Assignment » Of all the lines in the records below, copy only those that contain the string "true".

Provided information »

========

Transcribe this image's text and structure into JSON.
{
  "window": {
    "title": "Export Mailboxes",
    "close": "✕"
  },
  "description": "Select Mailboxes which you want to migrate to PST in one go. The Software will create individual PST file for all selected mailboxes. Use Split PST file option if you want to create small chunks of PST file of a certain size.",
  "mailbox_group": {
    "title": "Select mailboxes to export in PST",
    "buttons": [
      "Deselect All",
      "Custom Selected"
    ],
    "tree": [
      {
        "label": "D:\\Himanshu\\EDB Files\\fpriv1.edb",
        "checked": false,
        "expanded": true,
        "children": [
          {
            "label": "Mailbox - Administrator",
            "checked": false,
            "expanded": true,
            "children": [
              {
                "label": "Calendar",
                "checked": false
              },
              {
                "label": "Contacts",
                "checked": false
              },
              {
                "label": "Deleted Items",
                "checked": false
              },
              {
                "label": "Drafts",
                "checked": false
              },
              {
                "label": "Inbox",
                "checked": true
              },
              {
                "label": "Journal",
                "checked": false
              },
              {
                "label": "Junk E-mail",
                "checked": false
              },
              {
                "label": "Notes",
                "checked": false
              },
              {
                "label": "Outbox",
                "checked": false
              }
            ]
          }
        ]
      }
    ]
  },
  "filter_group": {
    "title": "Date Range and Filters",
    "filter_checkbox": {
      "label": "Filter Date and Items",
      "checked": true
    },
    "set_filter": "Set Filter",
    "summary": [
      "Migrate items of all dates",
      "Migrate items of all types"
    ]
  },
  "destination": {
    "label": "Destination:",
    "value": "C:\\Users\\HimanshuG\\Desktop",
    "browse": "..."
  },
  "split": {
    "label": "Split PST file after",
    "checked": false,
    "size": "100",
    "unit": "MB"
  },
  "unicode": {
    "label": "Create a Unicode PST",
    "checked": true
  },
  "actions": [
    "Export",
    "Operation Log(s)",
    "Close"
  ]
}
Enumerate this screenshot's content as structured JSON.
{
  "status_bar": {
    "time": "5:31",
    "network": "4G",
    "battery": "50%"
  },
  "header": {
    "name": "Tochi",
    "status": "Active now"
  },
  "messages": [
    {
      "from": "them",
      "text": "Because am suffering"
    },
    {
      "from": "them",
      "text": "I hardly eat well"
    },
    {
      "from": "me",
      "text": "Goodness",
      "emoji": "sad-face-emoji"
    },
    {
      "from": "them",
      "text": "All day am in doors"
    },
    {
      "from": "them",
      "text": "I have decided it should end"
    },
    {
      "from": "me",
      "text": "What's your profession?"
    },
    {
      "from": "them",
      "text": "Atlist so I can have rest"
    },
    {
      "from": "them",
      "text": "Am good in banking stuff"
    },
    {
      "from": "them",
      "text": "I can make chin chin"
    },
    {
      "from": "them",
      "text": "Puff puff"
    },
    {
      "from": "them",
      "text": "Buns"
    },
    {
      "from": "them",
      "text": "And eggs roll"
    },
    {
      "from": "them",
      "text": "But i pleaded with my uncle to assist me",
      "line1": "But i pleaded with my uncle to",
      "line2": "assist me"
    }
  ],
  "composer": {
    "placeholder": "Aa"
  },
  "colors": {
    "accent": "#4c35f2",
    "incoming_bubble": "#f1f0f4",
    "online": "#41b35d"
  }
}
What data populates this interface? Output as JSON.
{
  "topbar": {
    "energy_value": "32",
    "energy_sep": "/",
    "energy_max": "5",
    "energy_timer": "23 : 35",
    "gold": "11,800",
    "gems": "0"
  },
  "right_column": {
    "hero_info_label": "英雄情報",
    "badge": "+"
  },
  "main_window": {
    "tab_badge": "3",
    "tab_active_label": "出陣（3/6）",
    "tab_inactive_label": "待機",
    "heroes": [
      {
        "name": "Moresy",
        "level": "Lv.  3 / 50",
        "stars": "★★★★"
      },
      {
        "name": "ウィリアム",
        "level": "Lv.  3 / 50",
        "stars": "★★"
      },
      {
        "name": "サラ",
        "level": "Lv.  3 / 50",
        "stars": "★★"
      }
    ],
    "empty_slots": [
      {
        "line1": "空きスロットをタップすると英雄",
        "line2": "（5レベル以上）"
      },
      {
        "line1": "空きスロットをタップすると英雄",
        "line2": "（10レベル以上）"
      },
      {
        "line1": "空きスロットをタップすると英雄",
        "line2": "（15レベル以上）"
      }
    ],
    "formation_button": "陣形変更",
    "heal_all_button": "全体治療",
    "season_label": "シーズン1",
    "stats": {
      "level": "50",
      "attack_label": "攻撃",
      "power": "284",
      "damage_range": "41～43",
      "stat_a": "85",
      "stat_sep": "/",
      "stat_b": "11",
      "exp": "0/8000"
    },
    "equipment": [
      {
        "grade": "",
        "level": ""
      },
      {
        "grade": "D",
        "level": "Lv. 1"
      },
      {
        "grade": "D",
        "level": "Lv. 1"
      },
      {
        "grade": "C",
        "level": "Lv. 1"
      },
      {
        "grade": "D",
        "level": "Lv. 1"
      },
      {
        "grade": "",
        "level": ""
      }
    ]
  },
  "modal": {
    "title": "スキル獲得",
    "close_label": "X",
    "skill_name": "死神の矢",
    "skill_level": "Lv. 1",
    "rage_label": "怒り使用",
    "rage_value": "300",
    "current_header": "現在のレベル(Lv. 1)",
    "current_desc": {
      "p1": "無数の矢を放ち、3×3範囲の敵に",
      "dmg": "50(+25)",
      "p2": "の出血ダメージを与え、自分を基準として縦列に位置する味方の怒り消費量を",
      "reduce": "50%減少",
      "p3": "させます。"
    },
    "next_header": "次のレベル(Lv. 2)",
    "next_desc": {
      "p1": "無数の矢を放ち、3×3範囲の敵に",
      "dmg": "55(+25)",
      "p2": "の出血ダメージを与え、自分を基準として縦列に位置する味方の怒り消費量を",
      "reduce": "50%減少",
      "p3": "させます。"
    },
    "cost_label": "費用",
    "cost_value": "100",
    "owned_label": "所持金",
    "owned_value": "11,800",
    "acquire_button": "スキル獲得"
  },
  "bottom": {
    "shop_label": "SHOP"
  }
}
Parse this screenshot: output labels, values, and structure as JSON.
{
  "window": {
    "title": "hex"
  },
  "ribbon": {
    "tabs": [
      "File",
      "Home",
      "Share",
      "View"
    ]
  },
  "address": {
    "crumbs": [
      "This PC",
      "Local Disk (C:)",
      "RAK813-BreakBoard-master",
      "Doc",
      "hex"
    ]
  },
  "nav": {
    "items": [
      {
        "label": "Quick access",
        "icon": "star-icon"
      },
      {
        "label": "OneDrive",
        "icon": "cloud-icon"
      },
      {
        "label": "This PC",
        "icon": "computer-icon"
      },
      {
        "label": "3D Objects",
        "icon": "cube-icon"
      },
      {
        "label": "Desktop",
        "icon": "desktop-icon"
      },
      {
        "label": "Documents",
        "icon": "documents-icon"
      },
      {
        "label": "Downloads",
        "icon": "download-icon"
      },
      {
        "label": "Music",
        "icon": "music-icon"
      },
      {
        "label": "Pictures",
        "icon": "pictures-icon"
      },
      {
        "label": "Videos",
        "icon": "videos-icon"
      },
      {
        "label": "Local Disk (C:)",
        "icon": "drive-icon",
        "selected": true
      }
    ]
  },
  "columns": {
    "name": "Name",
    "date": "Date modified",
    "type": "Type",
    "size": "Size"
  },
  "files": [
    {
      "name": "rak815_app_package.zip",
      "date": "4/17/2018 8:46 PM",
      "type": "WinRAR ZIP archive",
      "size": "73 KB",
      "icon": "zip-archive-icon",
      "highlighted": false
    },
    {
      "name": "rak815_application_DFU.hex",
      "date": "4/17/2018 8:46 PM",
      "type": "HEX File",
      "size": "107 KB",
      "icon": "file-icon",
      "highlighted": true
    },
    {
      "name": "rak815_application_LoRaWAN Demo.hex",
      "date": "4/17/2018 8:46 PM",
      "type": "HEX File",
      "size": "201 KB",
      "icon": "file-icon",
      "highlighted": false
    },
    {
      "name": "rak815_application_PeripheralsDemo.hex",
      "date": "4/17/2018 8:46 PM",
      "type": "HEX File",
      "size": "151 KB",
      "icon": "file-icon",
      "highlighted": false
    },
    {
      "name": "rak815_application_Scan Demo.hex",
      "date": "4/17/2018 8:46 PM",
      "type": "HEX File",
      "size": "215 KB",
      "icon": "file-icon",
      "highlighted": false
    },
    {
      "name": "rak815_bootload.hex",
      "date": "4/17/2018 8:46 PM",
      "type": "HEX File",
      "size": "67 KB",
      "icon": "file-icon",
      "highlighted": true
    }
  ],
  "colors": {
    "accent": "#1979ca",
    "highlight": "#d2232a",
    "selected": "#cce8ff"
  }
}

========

Problem solution »
        "expanded": true,
            "expanded": true,
                "checked": true
      "checked": true
    "checked": true
        "selected": true
      "highlighted": true
      "highlighted": true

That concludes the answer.